Interviews are often anxiety-inducing exercises for even the most seasoned of job seekers. For stay-at-home moms, who may have been out of the workforce for years or even decades, the nerves involved in a job interview can reach a fever pitch.
Still, with the right mindset, a stay-at-home mom can have a great interview by anticipating and preparing for the questions that will inevitably be asked about her employment gap — a crucial concern for hiring managers.
She suggests telling an employer: "I decided to leave my last job and become a stay-at-home mother until my children reached school age. I am now ready and excited to return to the workforce!"
Interview questions for a stay-at-home mom are likely to focus on why she has been out of work for so long, how she has spent that time, her skills, and how they can fit the position.
Never act apologetic, Lappinen says, for staying at home or talk extensively about your children. You want to focus primarily on how your skills, experience, and qualifications can benefit the employer, she says.
Here are five ways stay-at-home moms should prepare for a job interview:
- Do your homework. Use LinkedIn and social media like Twitter and Facebook to learn more about the employer. Online trade publications can be helpful and may provide insight into industry trends. You want to make sure that you understand the company's products and services and know the names of the top leaders in a company, often listed on a company's website. Also, be sure to search for news articles about the company. If there is news, such as a recent IPO, you'll want to know that before your interview.
- Practice your answers. The chances are good that you may be asked one or more common interview questions, such as, "What are your biggest weaknesses?" or "What are your greatest strengths?" For example, you don't want to tell an interviewer that working too hard is a weakness since they may see that as disingenuous. Instead, offer an honest answer that won't set off alarm bells. Add to your response how you're trying to improve that weakness. For example, you might say, "I have a problem with delegating and trying to take on too much by myself. But I'm learning that I can be more effective when I teach others and let them help me."
- Understand the STAR method. This stands for situation, task, action, and result. This method of answering questions is very effective when the hiring manager asks questions that begin with statements like, "Tell me about a time when ..." or "Give an example of …" Think about setting the scene with details about an example (situation), followed by your responsibility in that situation (task). Then, you move into the step you took to address it (action), followed by the outcome that your actions achieved (result).

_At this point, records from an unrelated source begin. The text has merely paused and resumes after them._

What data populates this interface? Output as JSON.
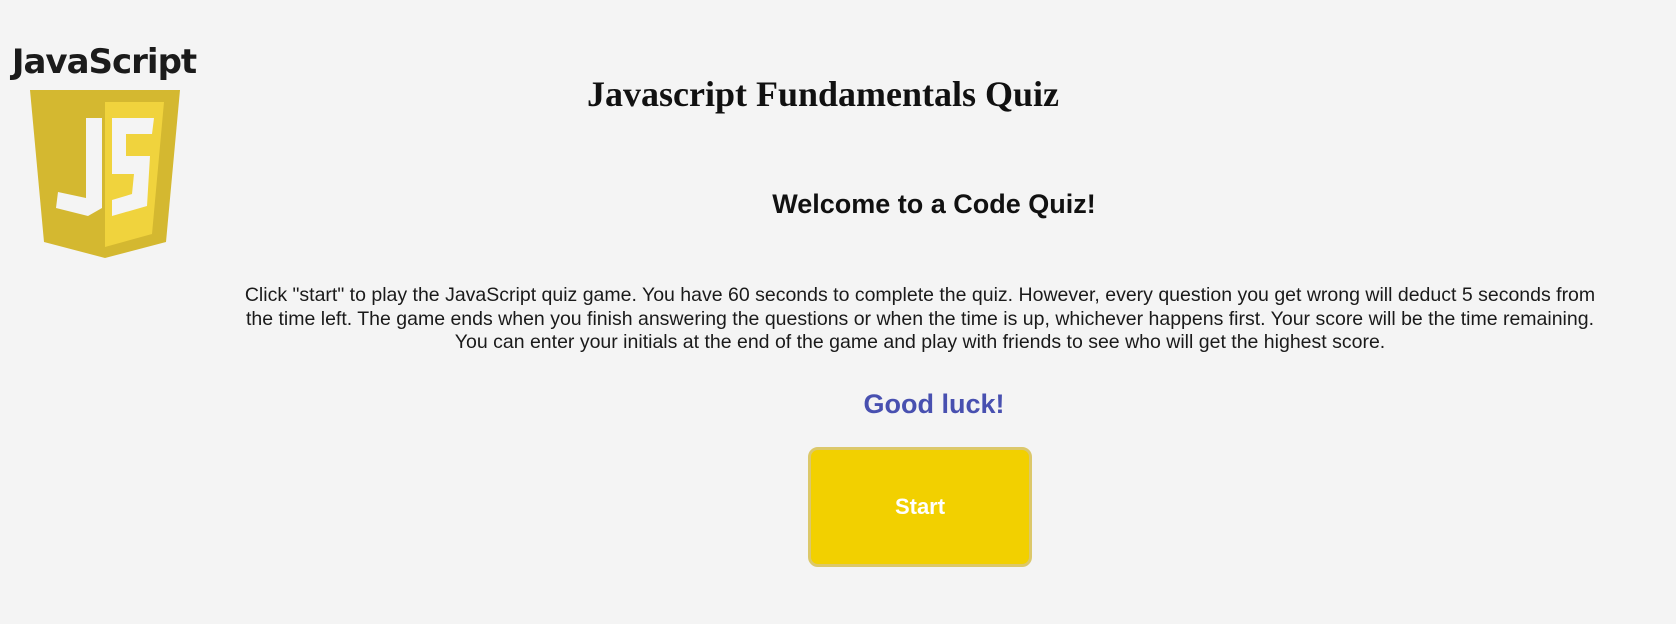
{
  "logo": {
    "wordmark": "JavaScript",
    "monogram": "JS",
    "colors": {
      "shield_dark": "#d4b830",
      "shield_light": "#f0d33d",
      "letters": "#f4f4f4"
    }
  },
  "header": {
    "title": "Javascript Fundamentals Quiz"
  },
  "intro": {
    "welcome": "Welcome to a Code Quiz!",
    "instructions": "Click \"start\" to play the JavaScript quiz game. You have 60 seconds to complete the quiz. However, every question you get wrong will deduct 5 seconds from the time left. The game ends when you finish answering the questions or when the time is up, whichever happens first. Your score will be the time remaining. You can enter your initials at the end of the game and play with friends to see who will get the highest score.",
    "good_luck": "Good luck!",
    "good_luck_color": "#4850b0"
  },
  "actions": {
    "start_label": "Start",
    "start_color": "#f2d000"
  }
}
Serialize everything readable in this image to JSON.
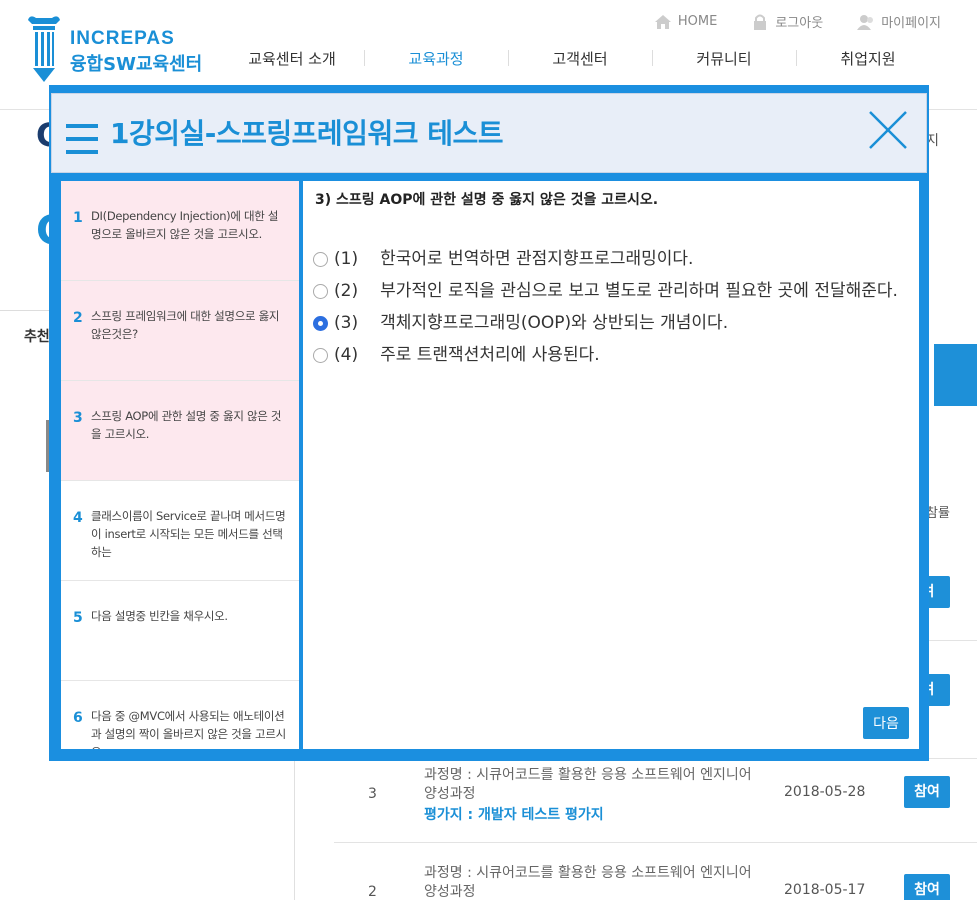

- Show you're staying current. One concern employers may have about stay-at-home moms seeking to reenter the workforce is that they may be out of the loop regarding the latest technology or industry trends. Lappinen says you can address such concerns by mentioning the trade journals you read, the professional networking events you've attended, courses you've completed, or situations in which you've donated your professional abilities to volunteer organizations.
- Prepare a list of questions. To prepare for this portion of the interview, write a list of three to five questions that can't be answered by reading the job ad or quickly perusing the company website. Specifics about the job's parameters, what training and professional development are available, and more about where the job fits into the organizational structure are great options. Don't ask about compensation and benefits until at least the second interview — you want the interviewer to know you're there for more than just a paycheck.